5 ounces (1 1/8 cups) of bread flour
10 ounces (1¼ cups) of cold water
1 teaspoon of salt
½ teaspoon of active dried or instant yeast
For the dough:
All of the sponge from above
4 ounces (5/8 cup) of semolina
16 ounces (3½ cups) of all-purpose unbleached flour
8 ounces (1¾ cups) of bread flour
20 ounces (2½ cups) of water at 100°
2 teaspoons of salt
1 teaspoon of active dried or instant yeast
Make the sponge: Two days before you want to make your bread, combine 2 ounces each of spelt, semolina and rye flours, a cup or so of bread flour, a 4-ounce piece of day-old dough, 10 ounces of cold water and a half teaspoon of dry yeast. Mix thoroughly until your sponge resembles porridge. Cover lightly and let ferment in a cool place for between 24 and 48 hours.
Make the dough: Scrape the sponge into a large mixing bowl. Add 4 ounces (5/8 cup) of semolina, 16 ounces (3½ cups) of all-purpose unbleached flour, 8 ounces (1¾ cups) of bread flour, 20 ounces (2½ cups) of water at 100°, 2 teaspoons of salt and 1 teaspoon of dry yeast. Using the handle of a wooden spoon, mix well, scraping down the sides of the bowl as necessary until you have a large ball of dough. Turn out onto a lightly floured counter and knead for 5 minutes or more.
1st rise: Clean out your bread bowl and return the dough to it. Cover lightly with a lid or plastic wrap and let rise for 3 or 4 hours until double in bulk. Air temperature at this phase should be 65 to 70 degrees.
2nd rise: Turn the dough out onto a lightly floured counter and press most of the air out of it. Pull the edges in to the center, turn the dough over. Return it to the bowl, lightly covered, and let rise for a further 2 to 3 hours. Increase the air temperature to 80° for this phase.
Preheat your woodfired oven: Your fire should be at least 2 hours old, with moderate to high heat. You can keep the fire in the center until the last minute to heat the oven deck where this big guy will sit while baking. Push the mature coals to the back of the oven and brush the ashes off of the floor. There should be 6 to 8 fist-sized chunks of glowing hardwood coal and a good bed of embers when the bread goes in. A small amount of active flame will give a light char to the crust.

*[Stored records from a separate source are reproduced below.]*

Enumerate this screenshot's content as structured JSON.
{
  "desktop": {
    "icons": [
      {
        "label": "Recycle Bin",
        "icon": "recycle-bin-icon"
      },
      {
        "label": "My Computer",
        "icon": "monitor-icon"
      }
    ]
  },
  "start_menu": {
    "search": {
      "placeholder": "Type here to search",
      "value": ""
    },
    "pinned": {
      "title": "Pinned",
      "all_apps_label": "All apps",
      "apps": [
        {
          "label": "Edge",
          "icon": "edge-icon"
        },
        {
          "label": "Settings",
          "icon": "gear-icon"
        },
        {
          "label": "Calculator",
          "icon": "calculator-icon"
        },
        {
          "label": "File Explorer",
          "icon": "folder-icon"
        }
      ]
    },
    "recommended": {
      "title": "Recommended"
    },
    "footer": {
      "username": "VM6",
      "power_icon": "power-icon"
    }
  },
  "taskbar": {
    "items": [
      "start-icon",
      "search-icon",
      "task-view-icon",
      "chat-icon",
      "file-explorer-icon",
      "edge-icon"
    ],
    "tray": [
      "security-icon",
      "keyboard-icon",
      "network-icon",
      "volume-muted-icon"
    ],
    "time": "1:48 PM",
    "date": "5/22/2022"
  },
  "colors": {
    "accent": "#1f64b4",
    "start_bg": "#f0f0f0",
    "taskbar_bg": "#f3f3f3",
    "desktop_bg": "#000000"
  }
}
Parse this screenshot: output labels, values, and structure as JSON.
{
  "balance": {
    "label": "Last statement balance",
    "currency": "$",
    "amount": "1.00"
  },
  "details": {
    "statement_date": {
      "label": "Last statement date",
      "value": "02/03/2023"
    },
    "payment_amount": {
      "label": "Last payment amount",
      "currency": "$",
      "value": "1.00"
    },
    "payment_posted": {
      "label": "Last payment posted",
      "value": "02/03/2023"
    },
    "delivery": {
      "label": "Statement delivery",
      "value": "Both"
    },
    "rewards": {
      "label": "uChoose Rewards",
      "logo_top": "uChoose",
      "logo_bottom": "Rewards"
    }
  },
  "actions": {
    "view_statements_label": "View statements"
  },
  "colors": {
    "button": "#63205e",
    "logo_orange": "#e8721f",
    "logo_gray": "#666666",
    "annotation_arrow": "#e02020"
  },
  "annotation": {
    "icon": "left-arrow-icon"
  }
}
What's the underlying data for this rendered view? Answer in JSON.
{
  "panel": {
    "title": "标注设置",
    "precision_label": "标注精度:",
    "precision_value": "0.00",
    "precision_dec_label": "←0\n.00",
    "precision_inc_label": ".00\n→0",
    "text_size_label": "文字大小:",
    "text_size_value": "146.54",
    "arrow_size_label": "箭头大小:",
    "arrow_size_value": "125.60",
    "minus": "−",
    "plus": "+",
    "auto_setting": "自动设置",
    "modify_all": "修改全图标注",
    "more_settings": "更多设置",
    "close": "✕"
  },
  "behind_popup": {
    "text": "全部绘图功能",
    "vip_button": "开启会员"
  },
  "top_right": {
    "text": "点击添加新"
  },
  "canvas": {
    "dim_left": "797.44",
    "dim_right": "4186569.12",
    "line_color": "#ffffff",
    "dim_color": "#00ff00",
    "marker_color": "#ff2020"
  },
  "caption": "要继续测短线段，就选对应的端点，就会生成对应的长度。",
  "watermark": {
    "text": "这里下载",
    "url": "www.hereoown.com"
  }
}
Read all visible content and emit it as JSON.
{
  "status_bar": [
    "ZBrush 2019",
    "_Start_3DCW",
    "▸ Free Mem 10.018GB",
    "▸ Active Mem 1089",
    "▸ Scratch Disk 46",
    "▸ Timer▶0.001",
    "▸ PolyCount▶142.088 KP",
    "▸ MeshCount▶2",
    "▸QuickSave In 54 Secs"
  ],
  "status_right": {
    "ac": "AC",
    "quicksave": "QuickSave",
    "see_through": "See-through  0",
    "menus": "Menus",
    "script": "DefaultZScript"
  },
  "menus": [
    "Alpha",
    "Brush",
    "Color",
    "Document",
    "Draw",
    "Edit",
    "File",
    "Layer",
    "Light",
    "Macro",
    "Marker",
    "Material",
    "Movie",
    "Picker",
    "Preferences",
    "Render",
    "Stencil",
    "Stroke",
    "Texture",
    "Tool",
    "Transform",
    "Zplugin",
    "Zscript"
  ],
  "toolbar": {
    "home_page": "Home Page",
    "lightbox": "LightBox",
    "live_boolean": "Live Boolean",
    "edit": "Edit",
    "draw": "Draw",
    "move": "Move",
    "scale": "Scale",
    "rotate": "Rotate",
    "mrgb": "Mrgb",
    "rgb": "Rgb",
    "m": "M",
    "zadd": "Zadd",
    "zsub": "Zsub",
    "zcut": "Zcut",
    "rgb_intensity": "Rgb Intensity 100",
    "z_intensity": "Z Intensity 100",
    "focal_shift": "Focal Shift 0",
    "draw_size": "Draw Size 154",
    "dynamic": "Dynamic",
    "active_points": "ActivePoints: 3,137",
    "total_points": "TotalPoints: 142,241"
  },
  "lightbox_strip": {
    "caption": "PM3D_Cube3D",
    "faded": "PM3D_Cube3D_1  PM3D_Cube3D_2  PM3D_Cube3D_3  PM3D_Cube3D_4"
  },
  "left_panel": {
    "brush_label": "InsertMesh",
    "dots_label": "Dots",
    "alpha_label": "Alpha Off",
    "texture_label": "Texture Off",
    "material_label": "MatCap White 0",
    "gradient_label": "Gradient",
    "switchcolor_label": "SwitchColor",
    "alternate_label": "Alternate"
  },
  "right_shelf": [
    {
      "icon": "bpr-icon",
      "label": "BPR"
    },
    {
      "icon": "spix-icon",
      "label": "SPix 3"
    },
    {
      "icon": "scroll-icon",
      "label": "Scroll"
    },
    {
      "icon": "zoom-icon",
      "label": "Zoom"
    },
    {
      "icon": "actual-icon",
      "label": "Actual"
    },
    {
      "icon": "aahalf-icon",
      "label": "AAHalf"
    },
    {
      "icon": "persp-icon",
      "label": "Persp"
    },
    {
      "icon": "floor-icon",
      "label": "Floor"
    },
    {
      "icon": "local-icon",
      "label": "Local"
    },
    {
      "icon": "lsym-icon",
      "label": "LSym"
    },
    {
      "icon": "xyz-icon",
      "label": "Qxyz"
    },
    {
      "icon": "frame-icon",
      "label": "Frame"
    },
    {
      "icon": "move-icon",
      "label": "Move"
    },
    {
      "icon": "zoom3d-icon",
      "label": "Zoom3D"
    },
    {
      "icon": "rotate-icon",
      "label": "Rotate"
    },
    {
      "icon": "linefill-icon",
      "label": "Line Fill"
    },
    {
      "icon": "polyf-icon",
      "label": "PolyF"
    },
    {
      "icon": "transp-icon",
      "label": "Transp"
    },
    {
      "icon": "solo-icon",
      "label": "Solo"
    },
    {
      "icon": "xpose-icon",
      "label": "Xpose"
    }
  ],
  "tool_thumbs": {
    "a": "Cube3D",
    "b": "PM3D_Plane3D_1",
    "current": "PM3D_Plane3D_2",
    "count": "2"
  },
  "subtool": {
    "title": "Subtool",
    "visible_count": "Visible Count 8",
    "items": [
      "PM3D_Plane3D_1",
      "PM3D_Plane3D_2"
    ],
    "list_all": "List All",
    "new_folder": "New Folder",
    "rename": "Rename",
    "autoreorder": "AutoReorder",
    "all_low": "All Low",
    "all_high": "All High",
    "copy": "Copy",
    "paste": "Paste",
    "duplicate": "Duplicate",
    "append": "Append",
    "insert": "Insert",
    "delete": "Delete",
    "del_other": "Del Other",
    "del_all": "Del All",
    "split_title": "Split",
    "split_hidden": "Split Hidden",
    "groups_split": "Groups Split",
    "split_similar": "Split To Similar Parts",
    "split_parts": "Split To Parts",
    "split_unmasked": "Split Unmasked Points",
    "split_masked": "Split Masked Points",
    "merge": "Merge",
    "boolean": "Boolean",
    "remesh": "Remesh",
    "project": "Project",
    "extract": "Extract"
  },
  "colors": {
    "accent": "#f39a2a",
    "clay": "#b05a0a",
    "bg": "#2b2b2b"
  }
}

Shaping and last proof: After its second rise, turn the dough onto the counter and cut it into three pieces. Shape each piece to look like a fat baguette and braid the pieces, tucking the ends under. Place the loaf on a wooden peel well-dusted with semolina and let rise at 80° for a further 45 minutes, until the braids are no longer recognizable. Brush lightly with water and slash the top if desired.
Bake for 1 hour 10 minutes, until dark brown. Put the cover in place on the front of the oven, leaving it cocked open by 1” on one side. Turn the bread after 20 minutes, and again several times to ensure even baking.
Once your Big Fat Italian Bread is baked, allow it to cool for at least 2 hours to fully develop its lovely crust. Better would be to give it longer, but I know I can never wait. Enjoy!
Copyright ©2012 by Don Hogeland